If you thought the iPod, the iPhone, and the iPad were amazing, just wait until you see this. One hundred of Apple's top engineers are busy building one in a secret lab. And an ABI Research report predicts 485 million of them could be sold over the next decade. But you can invest in it right now... for just a fraction of the price of AAPL stock. Click here to get the full story in this eye-opening new report.

Adrian Campos has no position in any stocks mentioned. The Motley Fool recommends Facebook and Twitter. The Motley Fool owns shares of Facebook. Try any of our Foolish newsletter services free for 30 days. We Fools may not all hold the same opinions, but we all believe that considering a diverse range of insights makes us better investors. The Motley Fool has a disclosure policy.

Money to your ears - A great FREE investing resource for you

The best way to get your regular dose of market and money insights is our suite of free podcasts ... what we like to think of as “binge-worthy finance.”

Feb 1, 2016 at 5:03PM

Whether we're in the midst of earnings season or riding out the market's lulls, you want to know the best strategies for your money.

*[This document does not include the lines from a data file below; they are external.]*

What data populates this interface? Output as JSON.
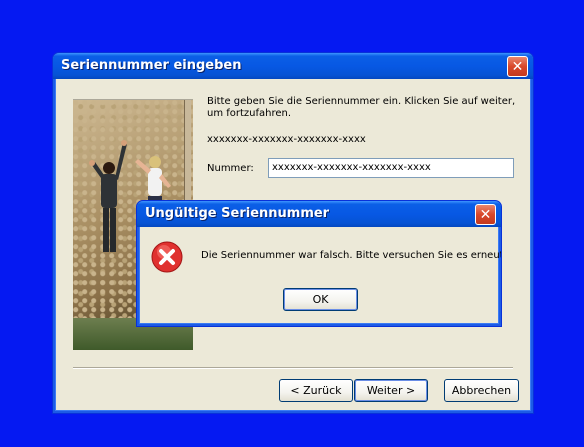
{
  "main_window": {
    "title": "Seriennummer eingeben",
    "instructions": "Bitte geben Sie die Seriennummer ein. Klicken Sie auf weiter, um fortzufahren.",
    "serial_example": "xxxxxxx-xxxxxxx-xxxxxxx-xxxx",
    "number_label": "Nummer:",
    "number_value": "xxxxxxx-xxxxxxx-xxxxxxx-xxxx",
    "buttons": {
      "back": "< Zurück",
      "next": "Weiter >",
      "cancel": "Abbrechen"
    }
  },
  "error_dialog": {
    "title": "Ungültige Seriennummer",
    "message": "Die Seriennummer war falsch. Bitte versuchen Sie es erneut.",
    "ok": "OK"
  },
  "icons": {
    "close": "close-icon",
    "error": "error-icon"
  },
  "colors": {
    "desktop": "#0519f2",
    "titlebar": "#0758e4",
    "window_face": "#ece9d8",
    "close_button": "#d9472a",
    "error_red": "#e0312f"
  }
}
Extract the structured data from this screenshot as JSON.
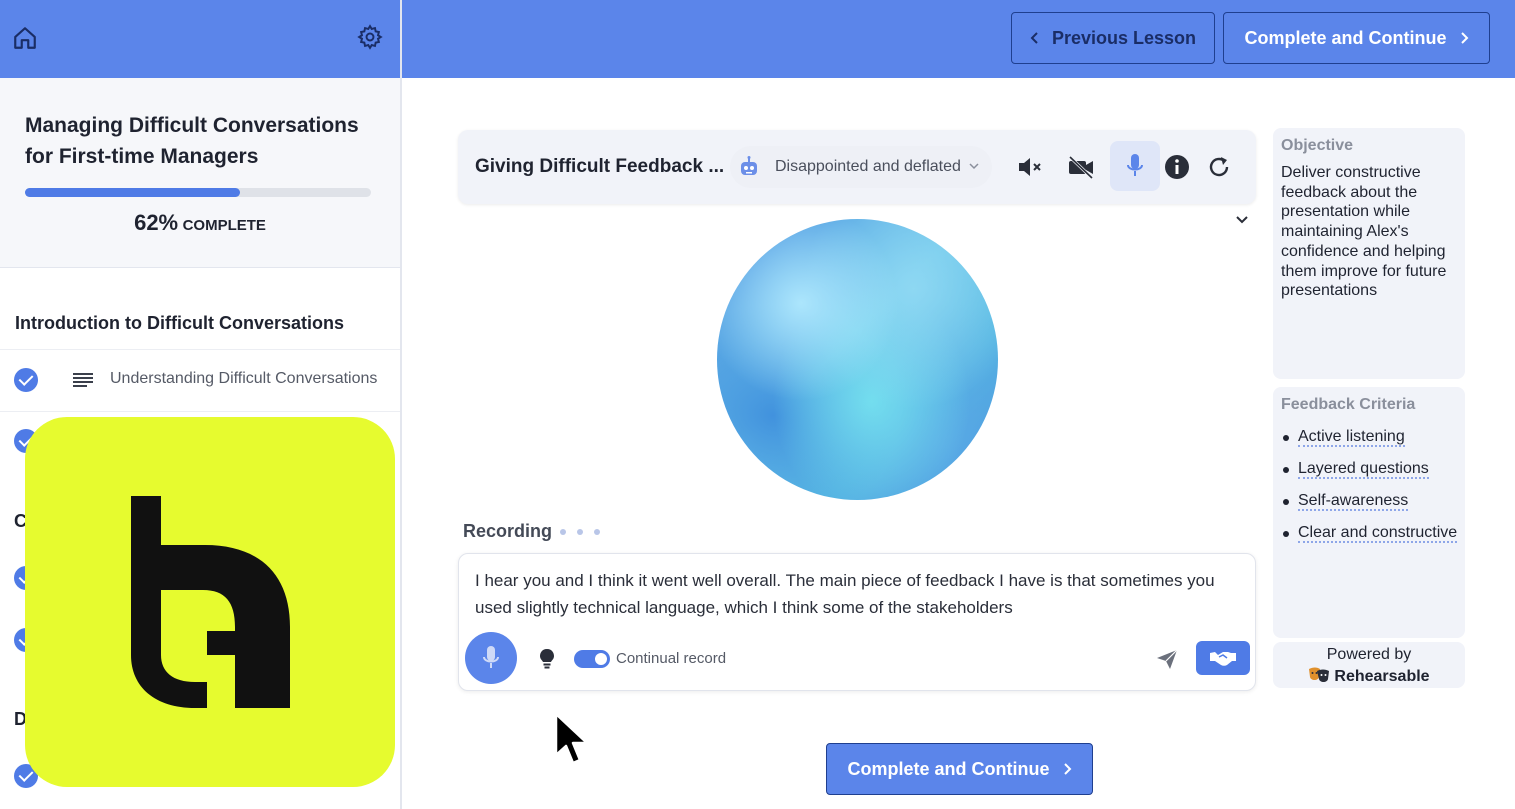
{
  "header": {
    "previous_label": "Previous Lesson",
    "complete_label": "Complete and Continue"
  },
  "sidebar": {
    "course_title": "Managing Difficult Conversations for First-time Managers",
    "progress": {
      "fraction": 0.62,
      "percent_text": "62%",
      "complete_word": "COMPLETE"
    },
    "section_title": "Introduction to Difficult Conversations",
    "lessons": [
      {
        "label": "Understanding Difficult Conversations",
        "completed": true,
        "icon": "text-lines-icon"
      }
    ],
    "partial_letters": [
      "C",
      "D"
    ]
  },
  "scenario": {
    "title": "Giving Difficult Feedback ...",
    "mood": "Disappointed and deflated",
    "recording_label": "Recording",
    "transcript": "I hear you and I think it went well overall. The main piece of feedback I have is that sometimes you used slightly technical language, which I think some of the stakeholders",
    "continual_record_label": "Continual record",
    "continual_record_on": true
  },
  "objective": {
    "heading": "Objective",
    "text": "Deliver constructive feedback about the presentation while maintaining Alex's confidence and helping them improve for future presentations"
  },
  "criteria": {
    "heading": "Feedback Criteria",
    "items": [
      "Active listening",
      "Layered questions",
      "Self-awareness",
      "Clear and constructive"
    ]
  },
  "powered": {
    "by_label": "Powered by",
    "brand": "Rehearsable"
  },
  "colors": {
    "header_blue": "#5b85ea",
    "accent_blue": "#4f7be6",
    "logo_yellow": "#e6fb2f"
  }
}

And you'll want to go beyond the hype of screaming TV personalities, fear-mongering ads, and "analysis" from people who might have your email address ... but no track record of success.

In short, you want a voice of reason you can count on.

A 2015 Business Insider article titled, "11 websites to bookmark if you want to get rich," rated The Motley Fool as the #1 place online to get smarter about investing.

And one of the easiest, most enjoyable, most valuable ways to get your regular dose of market and money insights is our suite of free podcasts ... what we like to think of as "binge-worthy finance."

Whether you make it part of your daily commute or you save up and listen to a handful of episodes for your 50-mile bike rides or long soaks in a bubble bath (or both!), the podcasts make sense of your money.

And unlike so many who want to make the subjects of personal finance and investing complicated and scary, our podcasts are clear, insightful, and (yes, it's true) fun.

Our free suite of podcasts

Motley Fool Money features a team of our analysts discussing the week's top business and investing stories, interviews, and an inside look at the stocks on our radar. The show is also heard weekly on dozens of radio stations across the country.

The hosts of Motley Fool Answers challenge the conventional wisdom on life's biggest financial issues to reveal what you really need to know to make smart money moves.

David Gardner, co-founder of The Motley Fool, is among the most respected and trusted sources on investing. And he's the host of Rule Breaker Investing, in which he shares his insights into today's most innovative and disruptive companies ... and how to profit from them.

Market Foolery is our daily look at stocks in the news, as well as the top business and investing stories.

And Industry Focus offers a deeper dive into a specific industry and the stories making headlines. Healthcare, technology, energy, consumer goods, and other industries take turns in the spotlight.

They're all informative, entertaining, and eminently listenable. Rule Breaker Investing and Answers are timeless, so it's worth going back to and listening from the very start; the other three are focused more on today's events, so listen to the most recent first.

All are available for free at

If you're looking for a friendly voice ... with great advice on how to make the most of your money ... from a business with a lengthy track record of success ... in clear, compelling language ... I encourage you to give a listen to our free podcasts.

Head to, give them a spin, and you can subscribe there (at iTunes, Stitcher, or our other partners) if you want to receive them regularly.

It's money to your ears.


Compare Brokers